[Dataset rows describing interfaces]
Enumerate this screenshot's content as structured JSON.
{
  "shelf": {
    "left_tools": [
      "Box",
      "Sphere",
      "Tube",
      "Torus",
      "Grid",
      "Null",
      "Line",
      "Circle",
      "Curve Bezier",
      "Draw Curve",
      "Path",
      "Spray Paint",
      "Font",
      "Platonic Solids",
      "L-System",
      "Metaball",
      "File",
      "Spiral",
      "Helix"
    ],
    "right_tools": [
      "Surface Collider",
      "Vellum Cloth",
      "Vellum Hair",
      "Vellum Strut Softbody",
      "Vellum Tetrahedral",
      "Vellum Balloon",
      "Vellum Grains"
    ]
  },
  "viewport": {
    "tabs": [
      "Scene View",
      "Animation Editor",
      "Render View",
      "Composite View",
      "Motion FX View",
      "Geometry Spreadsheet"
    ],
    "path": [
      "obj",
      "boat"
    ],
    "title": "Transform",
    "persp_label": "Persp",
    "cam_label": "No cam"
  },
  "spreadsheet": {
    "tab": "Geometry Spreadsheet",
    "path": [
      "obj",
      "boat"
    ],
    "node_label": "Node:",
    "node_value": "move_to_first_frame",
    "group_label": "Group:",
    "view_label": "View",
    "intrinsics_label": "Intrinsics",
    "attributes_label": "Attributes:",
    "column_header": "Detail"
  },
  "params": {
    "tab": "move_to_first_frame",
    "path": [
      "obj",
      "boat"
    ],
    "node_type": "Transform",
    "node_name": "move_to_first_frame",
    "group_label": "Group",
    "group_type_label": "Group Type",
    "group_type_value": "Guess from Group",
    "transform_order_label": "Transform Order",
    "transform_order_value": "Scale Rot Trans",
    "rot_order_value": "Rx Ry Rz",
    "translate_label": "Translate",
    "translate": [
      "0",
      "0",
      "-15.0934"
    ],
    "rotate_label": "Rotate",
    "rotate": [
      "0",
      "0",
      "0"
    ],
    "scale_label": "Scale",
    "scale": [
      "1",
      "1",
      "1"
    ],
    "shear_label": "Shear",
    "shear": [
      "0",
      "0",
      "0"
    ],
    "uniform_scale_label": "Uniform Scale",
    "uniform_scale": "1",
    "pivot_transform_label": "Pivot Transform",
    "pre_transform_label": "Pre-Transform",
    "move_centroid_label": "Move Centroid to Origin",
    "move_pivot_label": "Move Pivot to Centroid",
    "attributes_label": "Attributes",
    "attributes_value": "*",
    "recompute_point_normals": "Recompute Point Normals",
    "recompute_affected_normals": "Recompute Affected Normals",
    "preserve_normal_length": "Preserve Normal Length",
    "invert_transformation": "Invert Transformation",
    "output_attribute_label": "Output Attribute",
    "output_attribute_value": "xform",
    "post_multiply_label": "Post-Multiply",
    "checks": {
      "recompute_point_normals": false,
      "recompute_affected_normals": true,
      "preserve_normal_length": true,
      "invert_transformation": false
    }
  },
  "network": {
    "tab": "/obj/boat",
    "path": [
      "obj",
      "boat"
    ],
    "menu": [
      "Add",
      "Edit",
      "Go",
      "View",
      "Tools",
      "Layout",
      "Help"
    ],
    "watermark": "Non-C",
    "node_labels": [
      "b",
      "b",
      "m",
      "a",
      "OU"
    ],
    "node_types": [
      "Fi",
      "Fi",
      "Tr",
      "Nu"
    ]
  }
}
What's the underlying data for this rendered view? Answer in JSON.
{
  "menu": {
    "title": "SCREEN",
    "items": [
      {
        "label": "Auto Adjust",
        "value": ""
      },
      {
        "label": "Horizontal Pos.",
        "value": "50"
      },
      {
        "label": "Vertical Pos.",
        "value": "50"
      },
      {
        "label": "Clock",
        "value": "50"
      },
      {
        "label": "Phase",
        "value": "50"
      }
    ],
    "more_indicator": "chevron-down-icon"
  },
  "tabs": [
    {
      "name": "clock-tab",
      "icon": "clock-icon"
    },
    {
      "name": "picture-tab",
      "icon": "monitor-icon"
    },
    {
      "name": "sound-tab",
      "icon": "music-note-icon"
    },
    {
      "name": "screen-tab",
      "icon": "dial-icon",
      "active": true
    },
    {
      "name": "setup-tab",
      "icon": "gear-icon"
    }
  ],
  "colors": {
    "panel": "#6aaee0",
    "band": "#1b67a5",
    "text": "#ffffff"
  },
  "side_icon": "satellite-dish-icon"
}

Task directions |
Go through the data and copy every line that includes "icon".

Exercise response |
    "more_indicator": "chevron-down-icon"
      "icon": "clock-icon"
      "icon": "monitor-icon"
      "icon": "music-note-icon"
      "icon": "dial-icon",
      "icon": "gear-icon"
  "side_icon": "satellite-dish-icon"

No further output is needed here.